» Assignment
All of the data is to be restated word for word.

[Items from a dataset]
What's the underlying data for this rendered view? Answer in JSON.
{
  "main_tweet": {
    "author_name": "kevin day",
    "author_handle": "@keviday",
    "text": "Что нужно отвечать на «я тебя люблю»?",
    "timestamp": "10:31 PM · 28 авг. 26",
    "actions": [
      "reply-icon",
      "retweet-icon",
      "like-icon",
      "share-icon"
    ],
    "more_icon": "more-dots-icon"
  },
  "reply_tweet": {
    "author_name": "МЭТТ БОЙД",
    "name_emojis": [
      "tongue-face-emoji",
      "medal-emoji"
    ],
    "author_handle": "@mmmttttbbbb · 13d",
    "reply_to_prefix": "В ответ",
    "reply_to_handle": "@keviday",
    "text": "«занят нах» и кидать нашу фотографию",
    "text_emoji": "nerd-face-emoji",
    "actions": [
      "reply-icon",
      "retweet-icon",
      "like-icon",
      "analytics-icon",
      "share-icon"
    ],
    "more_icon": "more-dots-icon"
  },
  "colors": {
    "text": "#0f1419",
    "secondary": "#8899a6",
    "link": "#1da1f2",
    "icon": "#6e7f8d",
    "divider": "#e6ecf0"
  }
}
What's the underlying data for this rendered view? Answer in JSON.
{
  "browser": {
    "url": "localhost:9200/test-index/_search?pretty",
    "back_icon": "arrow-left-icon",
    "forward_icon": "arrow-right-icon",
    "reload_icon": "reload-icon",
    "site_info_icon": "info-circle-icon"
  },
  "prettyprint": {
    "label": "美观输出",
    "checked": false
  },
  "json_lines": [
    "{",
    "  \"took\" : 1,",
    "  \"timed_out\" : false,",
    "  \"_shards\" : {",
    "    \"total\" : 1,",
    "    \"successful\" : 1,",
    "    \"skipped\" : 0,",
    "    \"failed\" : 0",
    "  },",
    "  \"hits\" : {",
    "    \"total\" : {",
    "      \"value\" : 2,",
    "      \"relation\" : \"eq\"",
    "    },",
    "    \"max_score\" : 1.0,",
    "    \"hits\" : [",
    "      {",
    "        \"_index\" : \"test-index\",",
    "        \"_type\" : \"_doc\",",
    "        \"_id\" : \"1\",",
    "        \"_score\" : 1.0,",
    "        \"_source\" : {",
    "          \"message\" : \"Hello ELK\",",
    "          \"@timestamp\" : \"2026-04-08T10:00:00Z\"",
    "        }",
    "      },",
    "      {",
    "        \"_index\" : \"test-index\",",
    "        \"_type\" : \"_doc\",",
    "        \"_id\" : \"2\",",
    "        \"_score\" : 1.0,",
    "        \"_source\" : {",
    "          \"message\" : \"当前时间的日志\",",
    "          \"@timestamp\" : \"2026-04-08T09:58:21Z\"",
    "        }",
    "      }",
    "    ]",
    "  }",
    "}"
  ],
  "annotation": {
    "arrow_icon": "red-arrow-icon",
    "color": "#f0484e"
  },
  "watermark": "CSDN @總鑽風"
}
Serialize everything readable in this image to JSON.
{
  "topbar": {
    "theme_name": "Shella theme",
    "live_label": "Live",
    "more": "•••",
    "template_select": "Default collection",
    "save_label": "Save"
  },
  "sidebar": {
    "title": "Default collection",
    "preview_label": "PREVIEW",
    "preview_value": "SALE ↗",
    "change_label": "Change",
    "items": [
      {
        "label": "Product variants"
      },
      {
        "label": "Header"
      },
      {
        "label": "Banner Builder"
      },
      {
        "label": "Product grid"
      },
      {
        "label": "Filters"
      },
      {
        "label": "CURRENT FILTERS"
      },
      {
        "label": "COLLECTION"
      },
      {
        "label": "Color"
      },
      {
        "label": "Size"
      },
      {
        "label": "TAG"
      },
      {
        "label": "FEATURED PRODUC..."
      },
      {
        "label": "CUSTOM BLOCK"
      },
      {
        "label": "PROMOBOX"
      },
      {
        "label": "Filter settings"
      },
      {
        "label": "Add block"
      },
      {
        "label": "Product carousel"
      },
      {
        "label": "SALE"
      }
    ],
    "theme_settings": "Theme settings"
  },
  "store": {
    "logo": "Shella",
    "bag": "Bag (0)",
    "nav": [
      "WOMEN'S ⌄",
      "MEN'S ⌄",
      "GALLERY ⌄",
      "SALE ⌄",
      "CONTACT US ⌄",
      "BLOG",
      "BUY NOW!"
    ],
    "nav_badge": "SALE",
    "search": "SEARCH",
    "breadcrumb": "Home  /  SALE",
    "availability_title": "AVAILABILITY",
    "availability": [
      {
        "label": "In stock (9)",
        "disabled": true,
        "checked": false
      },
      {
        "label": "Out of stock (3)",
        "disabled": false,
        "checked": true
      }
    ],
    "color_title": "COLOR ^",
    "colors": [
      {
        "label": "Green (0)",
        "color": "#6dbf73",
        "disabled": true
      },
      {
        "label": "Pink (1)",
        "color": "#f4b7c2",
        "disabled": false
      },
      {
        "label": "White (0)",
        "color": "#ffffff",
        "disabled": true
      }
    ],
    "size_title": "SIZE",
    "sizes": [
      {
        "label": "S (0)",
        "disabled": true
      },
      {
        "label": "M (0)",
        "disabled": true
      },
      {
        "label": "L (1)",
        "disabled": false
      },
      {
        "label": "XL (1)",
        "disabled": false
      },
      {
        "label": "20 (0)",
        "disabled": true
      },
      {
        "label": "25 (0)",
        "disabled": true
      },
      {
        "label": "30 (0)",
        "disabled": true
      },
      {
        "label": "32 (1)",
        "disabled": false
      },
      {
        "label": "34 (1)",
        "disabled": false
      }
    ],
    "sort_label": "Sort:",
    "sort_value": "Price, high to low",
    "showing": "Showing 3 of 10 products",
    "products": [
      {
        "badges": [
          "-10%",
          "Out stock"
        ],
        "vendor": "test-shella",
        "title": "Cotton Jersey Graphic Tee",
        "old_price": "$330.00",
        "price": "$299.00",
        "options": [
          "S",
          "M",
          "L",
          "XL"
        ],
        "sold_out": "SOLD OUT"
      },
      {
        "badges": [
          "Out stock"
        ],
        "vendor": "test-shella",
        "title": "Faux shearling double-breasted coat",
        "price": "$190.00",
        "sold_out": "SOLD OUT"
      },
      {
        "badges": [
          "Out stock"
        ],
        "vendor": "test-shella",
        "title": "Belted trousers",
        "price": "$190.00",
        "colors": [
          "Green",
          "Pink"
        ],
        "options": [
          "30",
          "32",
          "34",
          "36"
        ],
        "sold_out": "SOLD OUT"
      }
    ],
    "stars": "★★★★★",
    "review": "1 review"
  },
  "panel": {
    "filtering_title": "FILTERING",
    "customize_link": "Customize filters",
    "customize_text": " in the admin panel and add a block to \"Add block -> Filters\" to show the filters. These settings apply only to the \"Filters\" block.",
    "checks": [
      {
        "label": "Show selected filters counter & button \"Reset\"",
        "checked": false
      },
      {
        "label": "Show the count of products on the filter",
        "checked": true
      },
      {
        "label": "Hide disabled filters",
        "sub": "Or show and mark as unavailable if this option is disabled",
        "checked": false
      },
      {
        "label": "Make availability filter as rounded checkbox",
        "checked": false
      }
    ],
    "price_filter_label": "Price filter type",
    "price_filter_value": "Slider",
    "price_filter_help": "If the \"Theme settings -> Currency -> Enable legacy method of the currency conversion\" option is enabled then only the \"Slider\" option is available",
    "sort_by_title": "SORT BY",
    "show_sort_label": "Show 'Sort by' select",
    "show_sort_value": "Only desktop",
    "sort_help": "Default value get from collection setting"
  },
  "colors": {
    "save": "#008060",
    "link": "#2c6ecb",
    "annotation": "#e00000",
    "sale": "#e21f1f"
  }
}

» Answer area
What's the underlying data for this rendered view? Answer in JSON.
{
  "main_tweet": {
    "author_name": "kevin day",
    "author_handle": "@keviday",
    "text": "Что нужно отвечать на «я тебя люблю»?",
    "timestamp": "10:31 PM · 28 авг. 26",
    "actions": [
      "reply-icon",
      "retweet-icon",
      "like-icon",
      "share-icon"
    ],
    "more_icon": "more-dots-icon"
  },
  "reply_tweet": {
    "author_name": "МЭТТ БОЙД",
    "name_emojis": [
      "tongue-face-emoji",
      "medal-emoji"
    ],
    "author_handle": "@mmmttttbbbb · 13d",
    "reply_to_prefix": "В ответ",
    "reply_to_handle": "@keviday",
    "text": "«занят нах» и кидать нашу фотографию",
    "text_emoji": "nerd-face-emoji",
    "actions": [
      "reply-icon",
      "retweet-icon",
      "like-icon",
      "analytics-icon",
      "share-icon"
    ],
    "more_icon": "more-dots-icon"
  },
  "colors": {
    "text": "#0f1419",
    "secondary": "#8899a6",
    "link": "#1da1f2",
    "icon": "#6e7f8d",
    "divider": "#e6ecf0"
  }
}
What's the underlying data for this rendered view? Answer in JSON.
{
  "browser": {
    "url": "localhost:9200/test-index/_search?pretty",
    "back_icon": "arrow-left-icon",
    "forward_icon": "arrow-right-icon",
    "reload_icon": "reload-icon",
    "site_info_icon": "info-circle-icon"
  },
  "prettyprint": {
    "label": "美观输出",
    "checked": false
  },
  "json_lines": [
    "{",
    "  \"took\" : 1,",
    "  \"timed_out\" : false,",
    "  \"_shards\" : {",
    "    \"total\" : 1,",
    "    \"successful\" : 1,",
    "    \"skipped\" : 0,",
    "    \"failed\" : 0",
    "  },",
    "  \"hits\" : {",
    "    \"total\" : {",
    "      \"value\" : 2,",
    "      \"relation\" : \"eq\"",
    "    },",
    "    \"max_score\" : 1.0,",
    "    \"hits\" : [",
    "      {",
    "        \"_index\" : \"test-index\",",
    "        \"_type\" : \"_doc\",",
    "        \"_id\" : \"1\",",
    "        \"_score\" : 1.0,",
    "        \"_source\" : {",
    "          \"message\" : \"Hello ELK\",",
    "          \"@timestamp\" : \"2026-04-08T10:00:00Z\"",
    "        }",
    "      },",
    "      {",
    "        \"_index\" : \"test-index\",",
    "        \"_type\" : \"_doc\",",
    "        \"_id\" : \"2\",",
    "        \"_score\" : 1.0,",
    "        \"_source\" : {",
    "          \"message\" : \"当前时间的日志\",",
    "          \"@timestamp\" : \"2026-04-08T09:58:21Z\"",
    "        }",
    "      }",
    "    ]",
    "  }",
    "}"
  ],
  "annotation": {
    "arrow_icon": "red-arrow-icon",
    "color": "#f0484e"
  },
  "watermark": "CSDN @總鑽風"
}
Serialize everything readable in this image to JSON.
{
  "topbar": {
    "theme_name": "Shella theme",
    "live_label": "Live",
    "more": "•••",
    "template_select": "Default collection",
    "save_label": "Save"
  },
  "sidebar": {
    "title": "Default collection",
    "preview_label": "PREVIEW",
    "preview_value": "SALE ↗",
    "change_label": "Change",
    "items": [
      {
        "label": "Product variants"
      },
      {
        "label": "Header"
      },
      {
        "label": "Banner Builder"
      },
      {
        "label": "Product grid"
      },
      {
        "label": "Filters"
      },
      {
        "label": "CURRENT FILTERS"
      },
      {
        "label": "COLLECTION"
      },
      {
        "label": "Color"
      },
      {
        "label": "Size"
      },
      {
        "label": "TAG"
      },
      {
        "label": "FEATURED PRODUC..."
      },
      {
        "label": "CUSTOM BLOCK"
      },
      {
        "label": "PROMOBOX"
      },
      {
        "label": "Filter settings"
      },
      {
        "label": "Add block"
      },
      {
        "label": "Product carousel"
      },
      {
        "label": "SALE"
      }
    ],
    "theme_settings": "Theme settings"
  },
  "store": {
    "logo": "Shella",
    "bag": "Bag (0)",
    "nav": [
      "WOMEN'S ⌄",
      "MEN'S ⌄",
      "GALLERY ⌄",
      "SALE ⌄",
      "CONTACT US ⌄",
      "BLOG",
      "BUY NOW!"
    ],
    "nav_badge": "SALE",
    "search": "SEARCH",
    "breadcrumb": "Home  /  SALE",
    "availability_title": "AVAILABILITY",
    "availability": [
      {
        "label": "In stock (9)",
        "disabled": true,
        "checked": false
      },
      {
        "label": "Out of stock (3)",
        "disabled": false,
        "checked": true
      }
    ],
    "color_title": "COLOR ^",
    "colors": [
      {
        "label": "Green (0)",
        "color": "#6dbf73",
        "disabled": true
      },
      {
        "label": "Pink (1)",
        "color": "#f4b7c2",
        "disabled": false
      },
      {
        "label": "White (0)",
        "color": "#ffffff",
        "disabled": true
      }
    ],
    "size_title": "SIZE",
    "sizes": [
      {
        "label": "S (0)",
        "disabled": true
      },
      {
        "label": "M (0)",
        "disabled": true
      },
      {
        "label": "L (1)",
        "disabled": false
      },
      {
        "label": "XL (1)",
        "disabled": false
      },
      {
        "label": "20 (0)",
        "disabled": true
      },
      {
        "label": "25 (0)",
        "disabled": true
      },
      {
        "label": "30 (0)",
        "disabled": true
      },
      {
        "label": "32 (1)",
        "disabled": false
      },
      {
        "label": "34 (1)",
        "disabled": false
      }
    ],
    "sort_label": "Sort:",
    "sort_value": "Price, high to low",
    "showing": "Showing 3 of 10 products",
    "products": [
      {
        "badges": [
          "-10%",
          "Out stock"
        ],
        "vendor": "test-shella",
        "title": "Cotton Jersey Graphic Tee",
        "old_price": "$330.00",
        "price": "$299.00",
        "options": [
          "S",
          "M",
          "L",
          "XL"
        ],
        "sold_out": "SOLD OUT"
      },
      {
        "badges": [
          "Out stock"
        ],
        "vendor": "test-shella",
        "title": "Faux shearling double-breasted coat",
        "price": "$190.00",
        "sold_out": "SOLD OUT"
      },
      {
        "badges": [
          "Out stock"
        ],
        "vendor": "test-shella",
        "title": "Belted trousers",
        "price": "$190.00",
        "colors": [
          "Green",
          "Pink"
        ],
        "options": [
          "30",
          "32",
          "34",
          "36"
        ],
        "sold_out": "SOLD OUT"
      }
    ],
    "stars": "★★★★★",
    "review": "1 review"
  },
  "panel": {
    "filtering_title": "FILTERING",
    "customize_link": "Customize filters",
    "customize_text": " in the admin panel and add a block to \"Add block -> Filters\" to show the filters. These settings apply only to the \"Filters\" block.",
    "checks": [
      {
        "label": "Show selected filters counter & button \"Reset\"",
        "checked": false
      },
      {
        "label": "Show the count of products on the filter",
        "checked": true
      },
      {
        "label": "Hide disabled filters",
        "sub": "Or show and mark as unavailable if this option is disabled",
        "checked": false
      },
      {
        "label": "Make availability filter as rounded checkbox",
        "checked": false
      }
    ],
    "price_filter_label": "Price filter type",
    "price_filter_value": "Slider",
    "price_filter_help": "If the \"Theme settings -> Currency -> Enable legacy method of the currency conversion\" option is enabled then only the \"Slider\" option is available",
    "sort_by_title": "SORT BY",
    "show_sort_label": "Show 'Sort by' select",
    "show_sort_value": "Only desktop",
    "sort_help": "Default value get from collection setting"
  },
  "colors": {
    "save": "#008060",
    "link": "#2c6ecb",
    "annotation": "#e00000",
    "sale": "#e21f1f"
  }
}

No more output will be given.